It was (Louis) Lingg’s technique to fasten the two half-globes of his bombs together with nuts and bolts. The morning after the Haymarket explosion, a surgeon removed a nut from the rear end of a tailor, and when the Illinois Supreme Court reviewed the case on appeal, the Justices wrote that the nut screwed onto one of Lingg’s bolts exactly. In 2003, researchers re-tested surviving metal samples with energy-dispersive X-ray spectrometry. The results suggest that the chemists who tested the metal in 1886 were competent and honest. Shrapnel taken from one policeman’s body nearly matches what the 1886 chemists found in several bombs allegedly made by Lingg but now missing. The ratio of tin to lead in a surviving bomb is higher, but not by much. The researchers add an intriguing speculation: did the anarchists melt down type to make the casings of their bombs? If so, they suggest, “it would have been the literal transformation of their words into deeds.” As it happens, the same idea occurred to the Chicago police.

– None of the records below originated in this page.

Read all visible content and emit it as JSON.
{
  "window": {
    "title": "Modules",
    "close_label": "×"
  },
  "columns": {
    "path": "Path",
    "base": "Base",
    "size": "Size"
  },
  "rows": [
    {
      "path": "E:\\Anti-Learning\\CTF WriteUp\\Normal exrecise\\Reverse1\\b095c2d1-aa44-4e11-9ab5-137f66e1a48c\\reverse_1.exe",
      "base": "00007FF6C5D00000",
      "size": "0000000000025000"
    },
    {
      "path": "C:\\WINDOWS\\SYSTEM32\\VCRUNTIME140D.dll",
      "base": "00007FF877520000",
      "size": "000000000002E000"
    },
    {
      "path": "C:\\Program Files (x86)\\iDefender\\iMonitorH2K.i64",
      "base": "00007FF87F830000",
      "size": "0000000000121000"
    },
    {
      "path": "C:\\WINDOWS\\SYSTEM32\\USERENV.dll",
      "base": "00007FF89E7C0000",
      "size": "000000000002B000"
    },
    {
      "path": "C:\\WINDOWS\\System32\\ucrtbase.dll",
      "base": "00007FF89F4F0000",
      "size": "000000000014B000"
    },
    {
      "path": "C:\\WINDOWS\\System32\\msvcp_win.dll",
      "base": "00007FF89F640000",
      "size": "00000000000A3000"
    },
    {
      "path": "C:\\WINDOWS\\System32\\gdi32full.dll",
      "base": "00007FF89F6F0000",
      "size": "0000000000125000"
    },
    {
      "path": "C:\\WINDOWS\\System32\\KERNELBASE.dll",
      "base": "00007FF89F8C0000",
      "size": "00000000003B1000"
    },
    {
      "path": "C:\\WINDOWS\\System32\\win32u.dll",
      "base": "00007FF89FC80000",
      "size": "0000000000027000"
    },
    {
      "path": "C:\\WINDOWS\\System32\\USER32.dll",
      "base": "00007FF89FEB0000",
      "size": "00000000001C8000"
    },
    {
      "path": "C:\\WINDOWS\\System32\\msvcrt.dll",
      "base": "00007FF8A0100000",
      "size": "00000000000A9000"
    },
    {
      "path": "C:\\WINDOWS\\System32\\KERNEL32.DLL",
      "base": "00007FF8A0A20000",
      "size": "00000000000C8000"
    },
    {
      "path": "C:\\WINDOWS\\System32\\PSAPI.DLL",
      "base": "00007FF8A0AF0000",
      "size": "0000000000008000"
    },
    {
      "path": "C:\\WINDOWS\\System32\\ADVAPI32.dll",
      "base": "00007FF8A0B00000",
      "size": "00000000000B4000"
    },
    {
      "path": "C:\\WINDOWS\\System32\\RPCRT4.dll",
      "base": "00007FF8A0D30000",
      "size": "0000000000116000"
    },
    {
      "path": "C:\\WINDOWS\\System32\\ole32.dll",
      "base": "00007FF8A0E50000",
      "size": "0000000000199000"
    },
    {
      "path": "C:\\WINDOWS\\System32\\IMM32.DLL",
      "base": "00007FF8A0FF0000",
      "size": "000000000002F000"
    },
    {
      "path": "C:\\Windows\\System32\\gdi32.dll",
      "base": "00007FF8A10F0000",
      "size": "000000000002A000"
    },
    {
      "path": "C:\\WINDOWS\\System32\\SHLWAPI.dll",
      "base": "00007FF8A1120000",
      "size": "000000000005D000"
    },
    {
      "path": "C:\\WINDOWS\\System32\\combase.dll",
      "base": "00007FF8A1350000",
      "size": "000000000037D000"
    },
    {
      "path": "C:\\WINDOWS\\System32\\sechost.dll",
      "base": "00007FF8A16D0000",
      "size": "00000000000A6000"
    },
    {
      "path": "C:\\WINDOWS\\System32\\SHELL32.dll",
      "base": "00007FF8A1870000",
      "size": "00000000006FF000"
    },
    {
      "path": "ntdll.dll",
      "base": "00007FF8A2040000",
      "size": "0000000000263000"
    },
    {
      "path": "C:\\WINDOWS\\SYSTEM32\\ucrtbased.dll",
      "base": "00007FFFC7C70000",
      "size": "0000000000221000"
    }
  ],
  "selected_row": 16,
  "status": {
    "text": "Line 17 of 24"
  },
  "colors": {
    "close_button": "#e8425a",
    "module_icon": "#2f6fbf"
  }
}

The day after the bombing, they ransacked the Arbeiter-Zeitung print shop “like vandals,” seizing “old type and stereotype” as bomb components, according to an anarchist who fled the country.
—    Caleb Crain, “The Terror Last Time”, The New Yorker, March 13, 2006